I loved this book. I enjoyed learning more about Ginny, from her perspective as the story unfolds. Her 'symptom' , although never diagnosed adds to her fight for a new independence and her grief after the sudden loss of both parents. It's a wonderful story of two sisters' love and disagreements as they try to figure out life as it is now. It is a great book for book clubs. It opens the way to discussions on the secrets families keep from each other, the help we get from our friends, coming to terms with our personality differences, ghosts from the past and giving up some crutches in order to grow and move on. You'll have to read the book for yourself to find out why.
Joyce K. (Conway, Arkansas)
The Kitchen Daughter by Jael McHenry
I thoroughly enjoyed this book. I found the more I read the more captivated I became with the characters in the story. When I read a book and begin to care about the characters then I know I have a made a good selection. I felt as the story progressed the reader had a real sense of the struggles one has dealing with one of life's difficult problems; the death of family and friends.The struggle to define what is normal is certainly explored throughout the entire story whether it be dealing with grief, or family or just routines that we all take for granted.
Having had a child who was bright, but struggled in his early years to form friendships made Ginny's character very real to me,even though her social awkwardness was much more severe.
I think this book would be a good choice for young and older adult readers. I would certainly recommend it to my current book club. I look foward to more titles from this author.
Kathy S. (Danbury, CT)
The Kitchen Daughter
I thoroughly enjoyed this book and finished it in one sitting. Unlabeled / undiagnosed, Ginny exhibits classic signs of Asperger's and has been sheltered from life by her parents. Coping with the loss of her parents, Ginny discovers that she is more capable than she or her sister realize. Would love to see a sequel !
Lenora C. (Altoona, FL)
The Kitchen Daughter
Good,informative read. I enjoyed reading about someone dealing with Asperger's syndrome, a condition about which I knew very little. I would recommend it to book clubs.
Jill S. (Eagle, ID)
The Kitchen Daughter
What a great book! Once I started , I couldn't put it down. McHenry has done a great job taking readers on a journey with Ginny (who has Aspergers) after the death of her parents. This book is so much more than self-discovery; it explores family, loss and love. This book will stay with you long after you finish it, and will be a great read for any book club.
Katharine K. (Alpine, CA)
A REALLY good book!

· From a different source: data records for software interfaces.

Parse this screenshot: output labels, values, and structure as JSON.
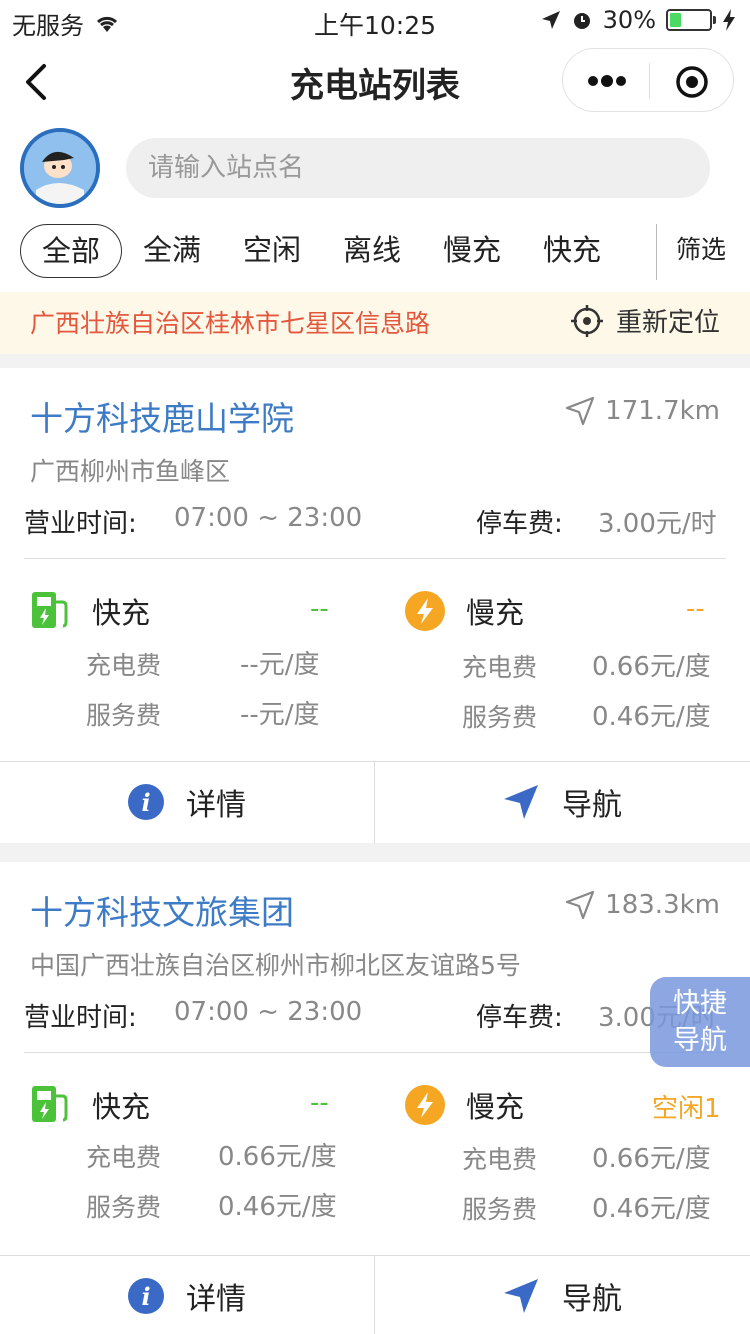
{
  "status": {
    "carrier": "无服务",
    "time": "上午10:25",
    "battery": "30%"
  },
  "nav": {
    "title": "充电站列表"
  },
  "search": {
    "placeholder": "请输入站点名"
  },
  "tabs": [
    {
      "label": "全部",
      "active": true
    },
    {
      "label": "全满"
    },
    {
      "label": "空闲"
    },
    {
      "label": "离线"
    },
    {
      "label": "慢充"
    },
    {
      "label": "快充"
    }
  ],
  "filter_label": "筛选",
  "location": {
    "address": "广西壮族自治区桂林市七星区信息路",
    "relocate_label": "重新定位"
  },
  "labels": {
    "hours": "营业时间:",
    "parking": "停车费:",
    "fast": "快充",
    "slow": "慢充",
    "charge_fee": "充电费",
    "service_fee": "服务费",
    "detail": "详情",
    "navigate": "导航"
  },
  "stations": [
    {
      "name": "十方科技鹿山学院",
      "distance": "171.7km",
      "address": "广西柳州市鱼峰区",
      "hours": "07:00 ~ 23:00",
      "parking_fee": "3.00元/时",
      "fast": {
        "status": "--",
        "charge_fee": "--元/度",
        "service_fee": "--元/度"
      },
      "slow": {
        "status": "--",
        "charge_fee": "0.66元/度",
        "service_fee": "0.46元/度"
      }
    },
    {
      "name": "十方科技文旅集团",
      "distance": "183.3km",
      "address": "中国广西壮族自治区柳州市柳北区友谊路5号",
      "hours": "07:00 ~ 23:00",
      "parking_fee": "3.00元/时",
      "fast": {
        "status": "--",
        "charge_fee": "0.66元/度",
        "service_fee": "0.46元/度"
      },
      "slow": {
        "status": "空闲1",
        "charge_fee": "0.66元/度",
        "service_fee": "0.46元/度"
      }
    }
  ],
  "float_button": {
    "line1": "快捷",
    "line2": "导航"
  },
  "colors": {
    "accent_blue": "#3d7bc6",
    "fast_green": "#4cc13a",
    "slow_orange": "#f5a623",
    "location_red": "#e2573d"
  }
}
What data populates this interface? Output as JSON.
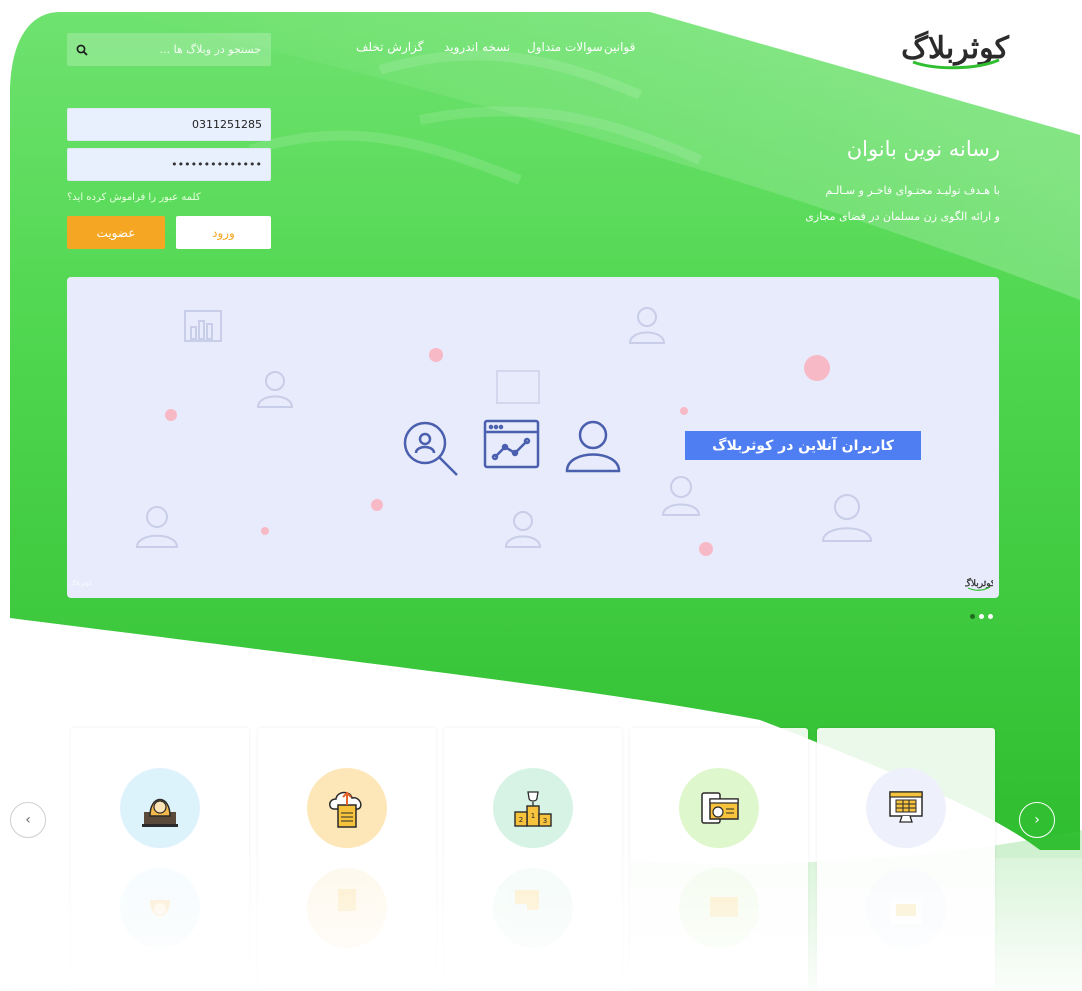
{
  "brand": {
    "logo_text": "کوثربلاگ",
    "primary_color": "#32c832",
    "light_green": "#7fe27f",
    "accent_orange": "#f5a623",
    "caption_blue": "#4e7ef2"
  },
  "nav": {
    "items": [
      {
        "label": "قوانین"
      },
      {
        "label": "سوالات متداول"
      },
      {
        "label": "نسخه اندروید"
      },
      {
        "label": "گزارش تخلف"
      }
    ]
  },
  "search": {
    "placeholder": "جستجو در وبلاگ ها ...",
    "icon": "search-icon"
  },
  "login": {
    "username_value": "0311251285",
    "password_mask": "••••••••••••••",
    "forgot_label": "کلمه عبور را فراموش کرده اید؟",
    "login_label": "ورود",
    "signup_label": "عضویت"
  },
  "hero": {
    "title": "رسانه نوین بانوان",
    "line1": "با هـدف تولیـد محتـوای فاخـر و سـالـم",
    "line2": "و ارائه الگوی زن مسلمان در فضای مجازی"
  },
  "slider": {
    "caption": "کاربران آنلاین در کوثربلاگ",
    "watermark": "کوثربلاگ",
    "active_slide": 1,
    "slide_count": 3
  },
  "cards": [
    {
      "icon": "computer-table-icon",
      "color": "#eef0fb"
    },
    {
      "icon": "monitor-chart-icon",
      "color": "#dff7cc"
    },
    {
      "icon": "podium-trophy-icon",
      "color": "#d7f3e6"
    },
    {
      "icon": "cloud-upload-document-icon",
      "color": "#fde7b8"
    },
    {
      "icon": "woman-avatar-icon",
      "color": "#ddf3fb"
    }
  ],
  "carousel": {
    "prev_icon": "chevron-left-icon",
    "next_icon": "chevron-right-icon"
  }
}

I enjoyed this book so much and was always anxious to get back to it to read more. I am from a family with quirky "personalities" so I certainly understood the reluctance to be labeled and the need to appreciate what each person has to offer. The chapters start with a recipe so trying some of them is my next project.